## WHAT YOU HAVE TO DO
In the copy, include every record below exactly as it appears, but no pictures.

(App and web page records)

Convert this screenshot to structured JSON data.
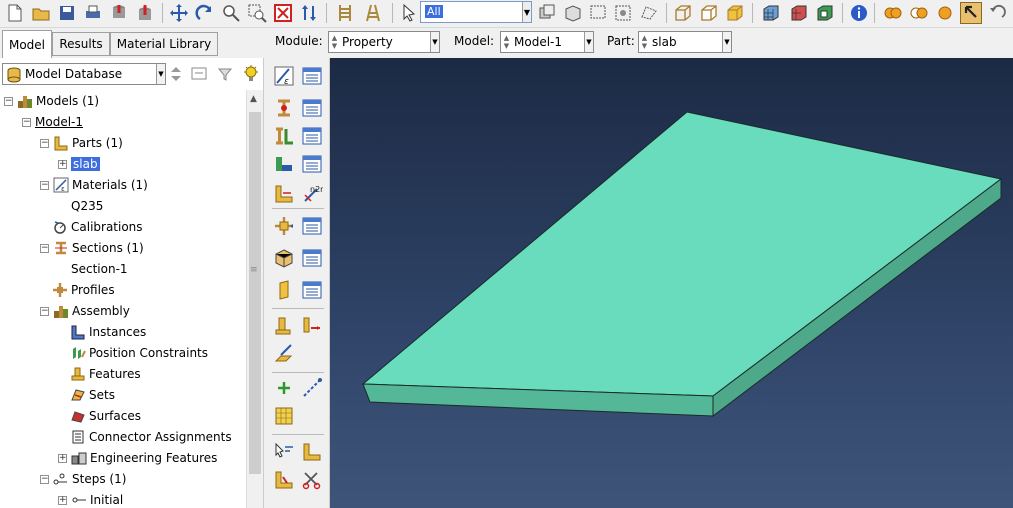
{
  "toolbar": {
    "selection_filter": "All"
  },
  "tabs": [
    {
      "label": "Model"
    },
    {
      "label": "Results"
    },
    {
      "label": "Material Library"
    }
  ],
  "context": {
    "module_label": "Module:",
    "module_value": "Property",
    "model_label": "Model:",
    "model_value": "Model-1",
    "part_label": "Part:",
    "part_value": "slab"
  },
  "database": {
    "value": "Model Database"
  },
  "tree": {
    "models": "Models (1)",
    "model1": "Model-1",
    "parts": "Parts (1)",
    "slab": "slab",
    "materials": "Materials (1)",
    "q235": "Q235",
    "calibrations": "Calibrations",
    "sections": "Sections (1)",
    "section1": "Section-1",
    "profiles": "Profiles",
    "assembly": "Assembly",
    "instances": "Instances",
    "position_constraints": "Position Constraints",
    "features": "Features",
    "sets": "Sets",
    "surfaces": "Surfaces",
    "connector_assignments": "Connector Assignments",
    "engineering_features": "Engineering Features",
    "steps": "Steps (1)",
    "initial": "Initial"
  },
  "colors": {
    "slab_top": "#68dcbc",
    "slab_front": "#54b898",
    "slab_side": "#4ea88a",
    "selection": "#3d6ee0"
  }
}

## THE COMPLETED TASK
Convert this screenshot to structured JSON data.
{
  "toolbar": {
    "selection_filter": "All"
  },
  "tabs": [
    {
      "label": "Model"
    },
    {
      "label": "Results"
    },
    {
      "label": "Material Library"
    }
  ],
  "context": {
    "module_label": "Module:",
    "module_value": "Property",
    "model_label": "Model:",
    "model_value": "Model-1",
    "part_label": "Part:",
    "part_value": "slab"
  },
  "database": {
    "value": "Model Database"
  },
  "tree": {
    "models": "Models (1)",
    "model1": "Model-1",
    "parts": "Parts (1)",
    "slab": "slab",
    "materials": "Materials (1)",
    "q235": "Q235",
    "calibrations": "Calibrations",
    "sections": "Sections (1)",
    "section1": "Section-1",
    "profiles": "Profiles",
    "assembly": "Assembly",
    "instances": "Instances",
    "position_constraints": "Position Constraints",
    "features": "Features",
    "sets": "Sets",
    "surfaces": "Surfaces",
    "connector_assignments": "Connector Assignments",
    "engineering_features": "Engineering Features",
    "steps": "Steps (1)",
    "initial": "Initial"
  },
  "colors": {
    "slab_top": "#68dcbc",
    "slab_front": "#54b898",
    "slab_side": "#4ea88a",
    "selection": "#3d6ee0"
  }
}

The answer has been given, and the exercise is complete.